-------- Supplied information --------

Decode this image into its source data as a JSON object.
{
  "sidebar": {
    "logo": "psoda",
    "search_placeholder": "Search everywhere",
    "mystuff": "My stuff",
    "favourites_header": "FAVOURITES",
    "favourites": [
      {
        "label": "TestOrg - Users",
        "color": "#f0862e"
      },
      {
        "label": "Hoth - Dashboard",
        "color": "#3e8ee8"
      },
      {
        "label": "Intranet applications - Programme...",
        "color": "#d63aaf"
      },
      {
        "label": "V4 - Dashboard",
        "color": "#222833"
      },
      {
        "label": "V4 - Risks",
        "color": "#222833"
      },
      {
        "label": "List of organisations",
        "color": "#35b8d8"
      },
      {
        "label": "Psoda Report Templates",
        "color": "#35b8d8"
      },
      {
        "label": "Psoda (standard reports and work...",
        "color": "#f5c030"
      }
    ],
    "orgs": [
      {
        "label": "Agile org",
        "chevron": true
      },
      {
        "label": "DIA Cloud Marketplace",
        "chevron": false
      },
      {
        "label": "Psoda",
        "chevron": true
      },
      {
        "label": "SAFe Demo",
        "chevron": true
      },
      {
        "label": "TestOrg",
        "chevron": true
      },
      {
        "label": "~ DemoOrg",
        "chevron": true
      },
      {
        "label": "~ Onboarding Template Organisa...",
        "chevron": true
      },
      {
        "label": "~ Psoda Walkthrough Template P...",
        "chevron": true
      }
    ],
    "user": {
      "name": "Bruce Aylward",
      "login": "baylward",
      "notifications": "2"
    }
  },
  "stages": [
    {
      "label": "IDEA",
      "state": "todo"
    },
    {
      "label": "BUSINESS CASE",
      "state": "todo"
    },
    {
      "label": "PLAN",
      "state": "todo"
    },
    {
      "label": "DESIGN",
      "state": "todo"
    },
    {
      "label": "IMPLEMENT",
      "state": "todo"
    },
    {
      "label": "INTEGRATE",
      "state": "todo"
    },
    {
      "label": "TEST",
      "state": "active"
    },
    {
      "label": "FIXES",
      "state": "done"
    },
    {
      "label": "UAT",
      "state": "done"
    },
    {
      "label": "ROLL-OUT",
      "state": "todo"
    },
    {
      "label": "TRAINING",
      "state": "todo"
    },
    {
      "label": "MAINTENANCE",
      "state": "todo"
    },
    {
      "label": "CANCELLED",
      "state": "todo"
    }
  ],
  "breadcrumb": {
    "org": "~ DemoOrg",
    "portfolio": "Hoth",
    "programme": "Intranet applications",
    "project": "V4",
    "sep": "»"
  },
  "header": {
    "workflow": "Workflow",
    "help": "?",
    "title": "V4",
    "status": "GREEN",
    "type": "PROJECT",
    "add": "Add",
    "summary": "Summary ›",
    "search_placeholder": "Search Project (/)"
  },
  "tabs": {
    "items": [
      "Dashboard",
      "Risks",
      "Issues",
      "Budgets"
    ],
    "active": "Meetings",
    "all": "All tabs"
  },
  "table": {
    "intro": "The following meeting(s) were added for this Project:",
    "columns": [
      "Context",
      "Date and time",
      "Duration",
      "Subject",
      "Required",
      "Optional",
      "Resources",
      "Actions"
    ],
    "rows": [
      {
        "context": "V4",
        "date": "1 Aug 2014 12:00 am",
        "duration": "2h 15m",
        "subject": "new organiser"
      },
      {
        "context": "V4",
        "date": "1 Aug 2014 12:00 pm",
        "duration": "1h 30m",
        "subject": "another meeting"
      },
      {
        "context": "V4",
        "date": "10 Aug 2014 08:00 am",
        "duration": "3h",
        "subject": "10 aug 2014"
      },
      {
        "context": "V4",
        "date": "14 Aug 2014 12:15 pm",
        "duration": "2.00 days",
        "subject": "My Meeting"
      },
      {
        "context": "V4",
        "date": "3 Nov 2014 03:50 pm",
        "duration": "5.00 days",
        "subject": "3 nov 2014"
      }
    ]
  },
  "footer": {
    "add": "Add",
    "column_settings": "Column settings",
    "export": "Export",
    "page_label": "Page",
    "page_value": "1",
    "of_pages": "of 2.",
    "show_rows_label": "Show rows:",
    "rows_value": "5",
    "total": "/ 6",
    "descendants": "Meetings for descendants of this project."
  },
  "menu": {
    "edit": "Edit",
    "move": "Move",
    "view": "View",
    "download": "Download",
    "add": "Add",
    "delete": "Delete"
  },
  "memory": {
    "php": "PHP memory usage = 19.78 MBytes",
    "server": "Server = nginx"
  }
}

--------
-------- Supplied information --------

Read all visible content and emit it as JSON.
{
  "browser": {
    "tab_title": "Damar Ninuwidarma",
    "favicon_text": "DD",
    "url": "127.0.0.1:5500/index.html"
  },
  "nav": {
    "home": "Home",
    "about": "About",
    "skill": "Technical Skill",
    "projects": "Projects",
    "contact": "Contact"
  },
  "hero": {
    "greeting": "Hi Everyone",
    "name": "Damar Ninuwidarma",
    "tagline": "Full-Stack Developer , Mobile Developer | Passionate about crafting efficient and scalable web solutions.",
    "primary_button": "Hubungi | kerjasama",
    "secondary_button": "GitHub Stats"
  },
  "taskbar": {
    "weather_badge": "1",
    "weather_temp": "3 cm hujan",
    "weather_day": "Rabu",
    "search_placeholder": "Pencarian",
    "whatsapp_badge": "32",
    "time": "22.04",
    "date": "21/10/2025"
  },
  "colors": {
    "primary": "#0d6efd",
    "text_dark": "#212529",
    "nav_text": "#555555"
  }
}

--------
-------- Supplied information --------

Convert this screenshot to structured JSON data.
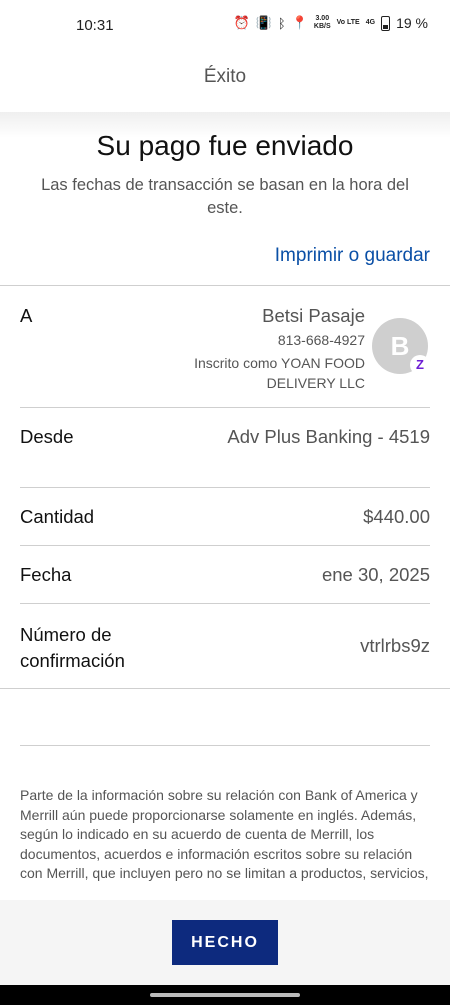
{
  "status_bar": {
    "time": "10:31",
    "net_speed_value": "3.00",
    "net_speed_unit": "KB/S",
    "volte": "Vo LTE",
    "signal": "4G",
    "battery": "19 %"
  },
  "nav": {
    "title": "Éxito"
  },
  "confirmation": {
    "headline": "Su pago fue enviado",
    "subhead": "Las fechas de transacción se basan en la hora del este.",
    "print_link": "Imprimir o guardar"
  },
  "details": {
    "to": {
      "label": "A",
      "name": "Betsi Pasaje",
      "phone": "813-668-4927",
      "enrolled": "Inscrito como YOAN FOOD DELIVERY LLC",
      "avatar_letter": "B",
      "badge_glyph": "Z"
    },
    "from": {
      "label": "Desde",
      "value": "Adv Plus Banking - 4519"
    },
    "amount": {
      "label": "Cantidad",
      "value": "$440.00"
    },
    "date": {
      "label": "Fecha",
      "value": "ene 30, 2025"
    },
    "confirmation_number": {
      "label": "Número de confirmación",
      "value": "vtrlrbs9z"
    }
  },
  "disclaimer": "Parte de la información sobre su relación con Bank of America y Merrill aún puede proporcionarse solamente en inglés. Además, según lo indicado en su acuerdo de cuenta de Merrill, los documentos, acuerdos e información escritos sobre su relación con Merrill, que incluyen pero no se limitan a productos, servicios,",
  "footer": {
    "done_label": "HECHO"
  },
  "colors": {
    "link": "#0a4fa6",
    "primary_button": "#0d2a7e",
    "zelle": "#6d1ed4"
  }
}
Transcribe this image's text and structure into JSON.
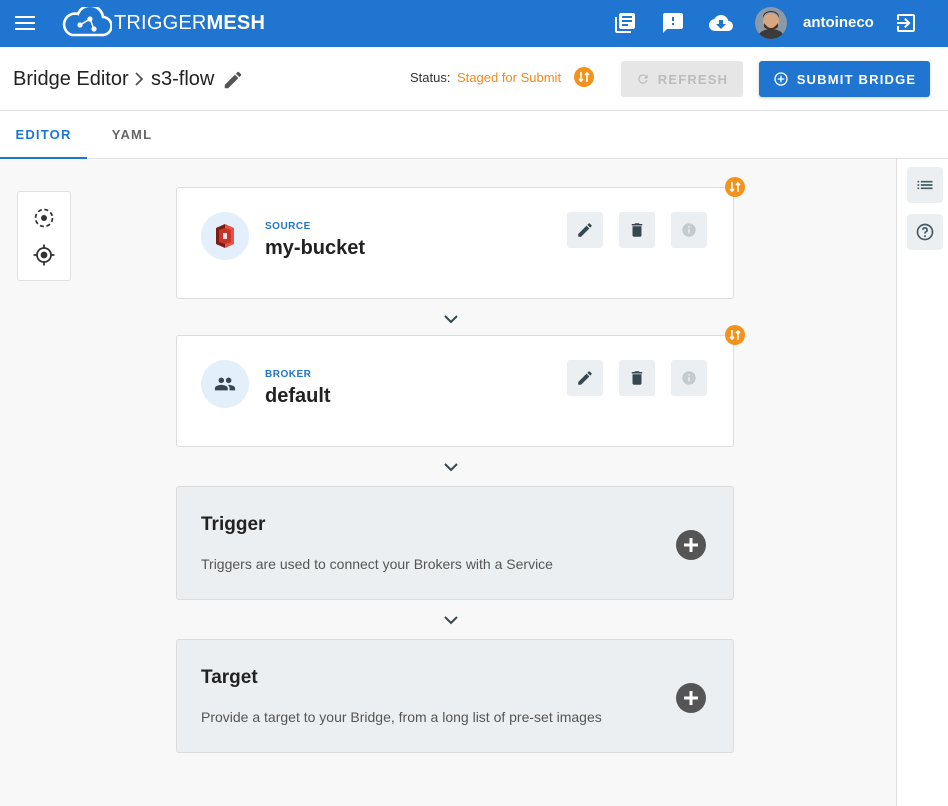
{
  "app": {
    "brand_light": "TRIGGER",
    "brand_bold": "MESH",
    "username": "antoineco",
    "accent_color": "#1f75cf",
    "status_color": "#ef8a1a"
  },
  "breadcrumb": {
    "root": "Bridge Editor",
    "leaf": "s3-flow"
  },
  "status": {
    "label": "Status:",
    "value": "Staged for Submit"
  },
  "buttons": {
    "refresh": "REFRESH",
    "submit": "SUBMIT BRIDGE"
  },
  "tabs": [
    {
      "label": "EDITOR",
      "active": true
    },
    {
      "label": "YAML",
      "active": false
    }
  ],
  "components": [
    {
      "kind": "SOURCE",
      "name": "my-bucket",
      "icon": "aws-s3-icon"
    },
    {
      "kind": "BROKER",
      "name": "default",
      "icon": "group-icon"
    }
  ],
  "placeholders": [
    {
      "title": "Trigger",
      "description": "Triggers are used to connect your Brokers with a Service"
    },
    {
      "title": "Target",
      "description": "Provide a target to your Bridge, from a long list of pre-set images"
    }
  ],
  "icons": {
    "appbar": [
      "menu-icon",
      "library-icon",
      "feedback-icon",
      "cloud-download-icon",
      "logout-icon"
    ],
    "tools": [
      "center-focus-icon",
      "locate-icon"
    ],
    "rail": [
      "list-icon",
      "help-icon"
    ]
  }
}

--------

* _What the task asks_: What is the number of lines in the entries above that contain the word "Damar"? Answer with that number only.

* _Answer to the problem_: 2